(Data about app and page elements)

###

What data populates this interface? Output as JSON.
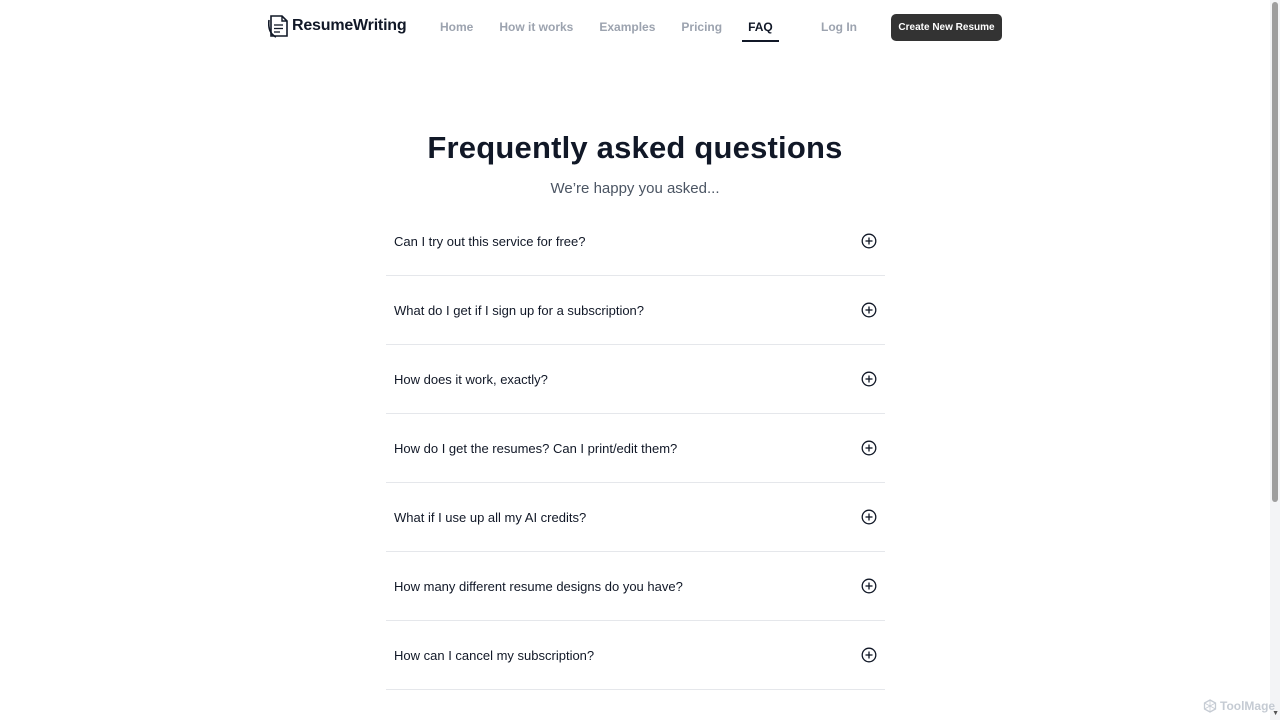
{
  "brand": {
    "name": "ResumeWriting",
    "icon": "resume-logo-icon"
  },
  "nav": {
    "items": [
      {
        "label": "Home",
        "active": false
      },
      {
        "label": "How it works",
        "active": false
      },
      {
        "label": "Examples",
        "active": false
      },
      {
        "label": "Pricing",
        "active": false
      },
      {
        "label": "FAQ",
        "active": true
      }
    ],
    "login_label": "Log In",
    "cta_label": "Create New Resume"
  },
  "hero": {
    "title": "Frequently asked questions",
    "subtitle": "We’re happy you asked..."
  },
  "faq": {
    "expand_icon": "plus-circle-icon",
    "items": [
      {
        "question": "Can I try out this service for free?"
      },
      {
        "question": "What do I get if I sign up for a subscription?"
      },
      {
        "question": "How does it work, exactly?"
      },
      {
        "question": "How do I get the resumes? Can I print/edit them?"
      },
      {
        "question": "What if I use up all my AI credits?"
      },
      {
        "question": "How many different resume designs do you have?"
      },
      {
        "question": "How can I cancel my subscription?"
      }
    ]
  },
  "watermark": {
    "text": "ToolMage"
  },
  "colors": {
    "cta_bg": "#333333",
    "nav_inactive": "#9ca3af",
    "nav_active": "#111827",
    "divider": "#e5e7eb"
  }
}
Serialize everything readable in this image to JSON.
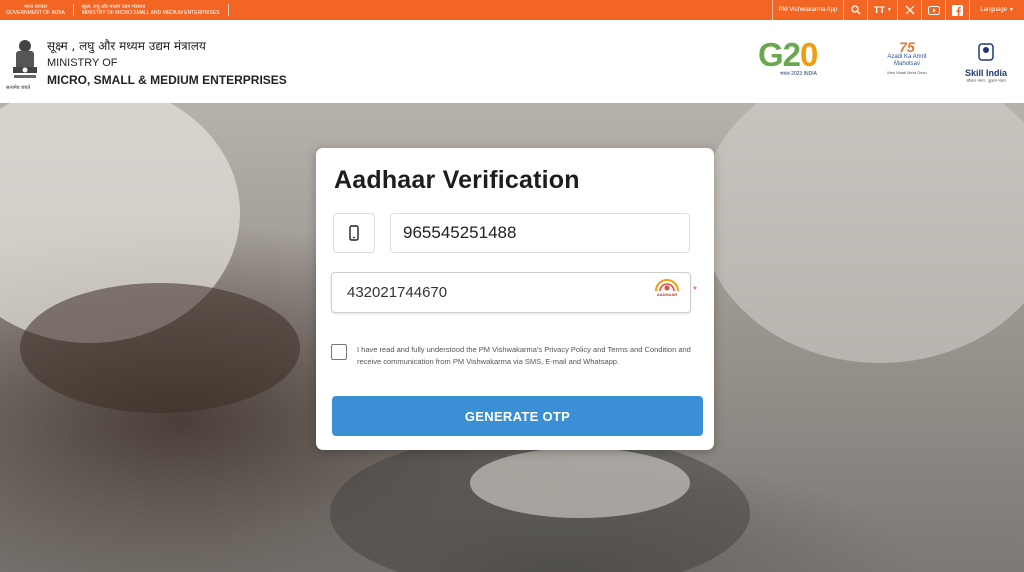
{
  "topbar": {
    "gov_hindi": "भारत सरकार",
    "gov_english": "GOVERNMENT OF INDIA",
    "ministry_hindi": "सूक्ष्म, लघु और मध्यम उद्यम मंत्रालय",
    "ministry_english": "MINISTRY OF MICRO,SMALL AND MEDIUM ENTERPRISES",
    "app_link": "PM Vishwakarma App",
    "text_size_label": "TT",
    "language": "Language"
  },
  "header": {
    "ministry_hindi": "सूक्ष्म , लघु और मध्यम उद्यम मंत्रालय",
    "ministry_line1": "MINISTRY OF",
    "ministry_line2": "MICRO, SMALL & MEDIUM ENTERPRISES",
    "emblem_caption": "सत्यमेव जयते",
    "g20_sub": "भारत 2023 INDIA",
    "azadi_name": "Azadi Ka Amrit Mahotsav",
    "azadi_sub": "Meri Maati Mera Desh",
    "skill_name": "Skill India",
    "skill_tag": "कौशल भारत - कुशल भारत"
  },
  "card": {
    "title": "Aadhaar Verification",
    "mobile_value": "965545251488",
    "aadhaar_value": "432021744670",
    "aadhaar_logo_text": "AADHAAR",
    "consent_text": "I have read and fully understood the PM Vishwakarma's Privacy Policy and Terms and Condition and receive communication from PM Vishwakarma via SMS, E-mail and Whatsapp.",
    "button_label": "GENERATE OTP",
    "required_mark": "*"
  },
  "colors": {
    "topbar": "#f26522",
    "primary_button": "#3b8fd4",
    "required": "#e53935"
  },
  "icons": [
    "search-icon",
    "text-size-icon",
    "x-twitter-icon",
    "youtube-icon",
    "facebook-icon",
    "mobile-phone-icon"
  ]
}
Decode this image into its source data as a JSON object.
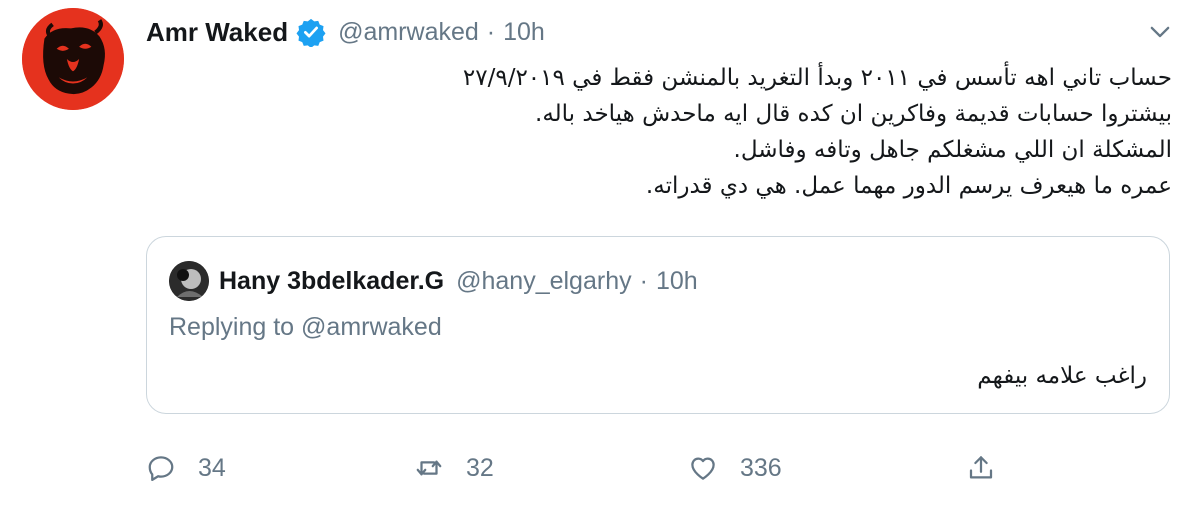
{
  "tweet": {
    "author_name": "Amr Waked",
    "handle": "@amrwaked",
    "separator": "·",
    "time": "10h",
    "lines": [
      "حساب تاني اهه تأسس في ٢٠١١ وبدأ التغريد بالمنشن فقط في ٢٧/٩/٢٠١٩",
      "بيشتروا حسابات قديمة وفاكرين ان كده قال ايه ماحدش هياخد باله.",
      "المشكلة ان اللي مشغلكم جاهل وتافه وفاشل.",
      "عمره ما هيعرف يرسم الدور مهما عمل. هي دي قدراته."
    ]
  },
  "quoted": {
    "author_name": "Hany 3bdelkader.G",
    "handle": "@hany_elgarhy",
    "separator": "·",
    "time": "10h",
    "replying_prefix": "Replying to",
    "replying_to": "@amrwaked",
    "text": "راغب علامه بيفهم"
  },
  "actions": {
    "reply_count": "34",
    "retweet_count": "32",
    "like_count": "336"
  },
  "colors": {
    "verified": "#1da1f2",
    "secondary_text": "#657786",
    "border": "#ccd6dd",
    "avatar_bg": "#e5321e"
  },
  "icons": [
    "verified-badge-icon",
    "chevron-down-icon",
    "reply-icon",
    "retweet-icon",
    "like-icon",
    "share-icon"
  ]
}
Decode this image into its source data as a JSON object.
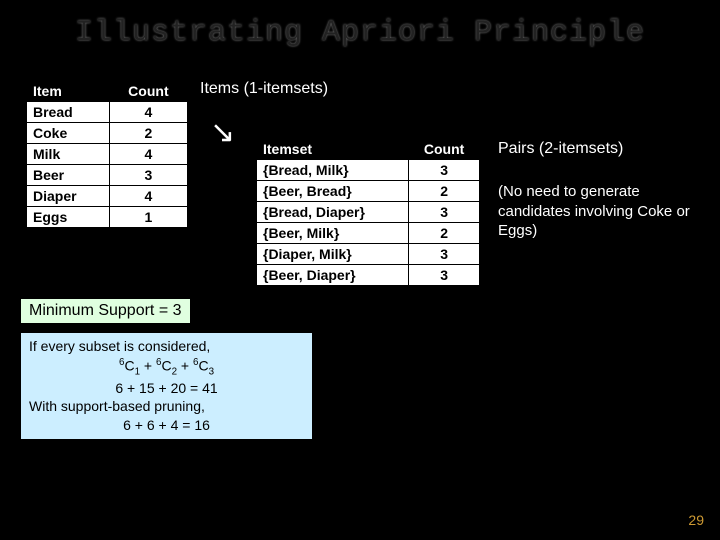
{
  "title": "Illustrating Apriori Principle",
  "labels": {
    "items": "Items (1-itemsets)",
    "pairs": "Pairs (2-itemsets)",
    "note": "(No need to generate candidates involving Coke or Eggs)",
    "minsup": "Minimum Support = 3"
  },
  "table1": {
    "h1": "Item",
    "h2": "Count",
    "rows": [
      {
        "item": "Bread",
        "count": "4"
      },
      {
        "item": "Coke",
        "count": "2"
      },
      {
        "item": "Milk",
        "count": "4"
      },
      {
        "item": "Beer",
        "count": "3"
      },
      {
        "item": "Diaper",
        "count": "4"
      },
      {
        "item": "Eggs",
        "count": "1"
      }
    ]
  },
  "table2": {
    "h1": "Itemset",
    "h2": "Count",
    "rows": [
      {
        "item": "{Bread, Milk}",
        "count": "3"
      },
      {
        "item": "{Beer, Bread}",
        "count": "2"
      },
      {
        "item": "{Bread, Diaper}",
        "count": "3"
      },
      {
        "item": "{Beer, Milk}",
        "count": "2"
      },
      {
        "item": "{Diaper, Milk}",
        "count": "3"
      },
      {
        "item": "{Beer, Diaper}",
        "count": "3"
      }
    ]
  },
  "calc": {
    "l1": "If every subset is considered,",
    "l3": "6 + 15 + 20 = 41",
    "l4": "With support-based pruning,",
    "l5": "6 + 6 + 4 = 16",
    "comb": {
      "n": "6",
      "c": "C",
      "k1": "1",
      "k2": "2",
      "k3": "3",
      "plus": " + "
    }
  },
  "arrow": "↘",
  "slidenum": "29"
}
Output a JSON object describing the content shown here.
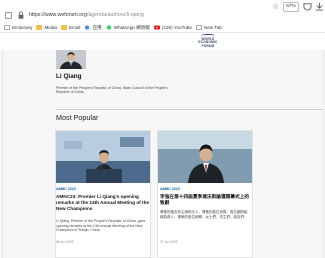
{
  "browser": {
    "url_domain": "https://www.weforum.org",
    "url_path": "/agenda/authors/li-qiang",
    "zoom": "67%"
  },
  "bookmarks": [
    {
      "label": "Dictionary",
      "icon": "dictionary-icon"
    },
    {
      "label": "Media",
      "icon": "folder-icon"
    },
    {
      "label": "Email",
      "icon": "email-icon"
    },
    {
      "label": "应用",
      "icon": "apps-icon"
    },
    {
      "label": "WhatsApp 網頁版",
      "icon": "whatsapp-icon"
    },
    {
      "label": "(126) YouTube",
      "icon": "youtube-icon"
    },
    {
      "label": "New Tab",
      "icon": "new-tab-icon"
    }
  ],
  "logo": {
    "line1": "WORLD",
    "line2": "ECONOMIC",
    "line3": "FORUM"
  },
  "profile": {
    "name": "Li Qiang",
    "bio": "Premier of the People's Republic of China, State Council of the People's Republic of China"
  },
  "section_title": "Most Popular",
  "cards": [
    {
      "tag": "AMNC 2023",
      "title": "AMNC23: Premier Li Qiang's opening remarks at the 14th Annual Meeting of the New Champions",
      "description": "Li Qiang, Premier of the People's Republic of China, gave opening remarks at the 14th Annual Meeting of the New Champions in Tianjin, China.",
      "date": "28 Jun 2023"
    },
    {
      "tag": "AMNC 2023",
      "title": "李強在第十四屆夏季達沃斯論壇開幕式上的致辭",
      "description": "尊敬的施瓦布主席和夫人，尊敬的各位貴賓，各位國際組織負責人，尊敬的各位使節，女士們、先生們、朋友們：",
      "date": "27 Jun 2023"
    }
  ],
  "colors": {
    "tag": "#0a5fa6",
    "logo": "#2b3a6b",
    "background": "#f7f7f7"
  }
}
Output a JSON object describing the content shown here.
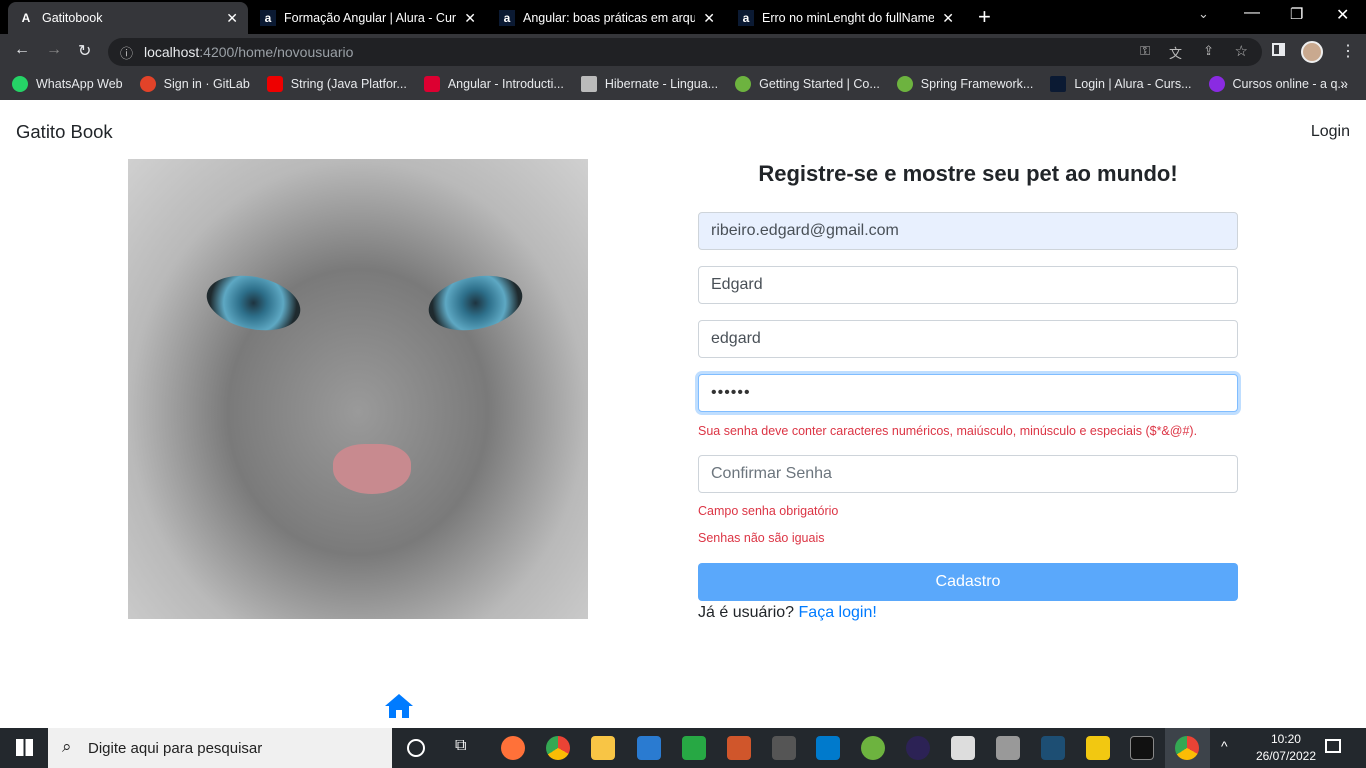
{
  "browser": {
    "tabs": [
      {
        "title": "Gatitobook",
        "icon": "angular-icon",
        "active": true
      },
      {
        "title": "Formação Angular | Alura - Curso",
        "icon": "alura-icon"
      },
      {
        "title": "Angular: boas práticas em arquite",
        "icon": "alura-icon"
      },
      {
        "title": "Erro no minLenght do fullName |",
        "icon": "alura-icon"
      }
    ],
    "url_host": "localhost",
    "url_path": ":4200/home/novousuario",
    "bookmarks": [
      {
        "label": "WhatsApp Web",
        "color": "#25d366"
      },
      {
        "label": "Sign in · GitLab",
        "color": "#e24329"
      },
      {
        "label": "String (Java Platfor...",
        "color": "#e00"
      },
      {
        "label": "Angular - Introducti...",
        "color": "#dd0031"
      },
      {
        "label": "Hibernate - Lingua...",
        "color": "#bbb"
      },
      {
        "label": "Getting Started | Co...",
        "color": "#6db33f"
      },
      {
        "label": "Spring Framework...",
        "color": "#6db33f"
      },
      {
        "label": "Login | Alura - Curs...",
        "color": "#0b1a33"
      },
      {
        "label": "Cursos online - a q...",
        "color": "#8a2be2"
      }
    ]
  },
  "page": {
    "brand": "Gatito Book",
    "login": "Login",
    "title": "Registre-se e mostre seu pet ao mundo!",
    "email": "ribeiro.edgard@gmail.com",
    "full_name": "Edgard",
    "username": "edgard",
    "password_masked": "••••••",
    "password_error": "Sua senha deve conter caracteres numéricos, maiúsculo, minúsculo e especiais ($*&@#).",
    "confirm_placeholder": "Confirmar Senha",
    "confirm_error_required": "Campo senha obrigatório",
    "confirm_error_mismatch": "Senhas não são iguais",
    "submit": "Cadastro",
    "already_user": "Já é usuário?",
    "login_link": "Faça login!",
    "accent": "#007bff",
    "error_color": "#dc3545"
  },
  "taskbar": {
    "search_placeholder": "Digite aqui para pesquisar",
    "time": "10:20",
    "date": "26/07/2022"
  }
}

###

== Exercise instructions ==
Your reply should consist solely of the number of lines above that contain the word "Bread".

== Expected answer ==
4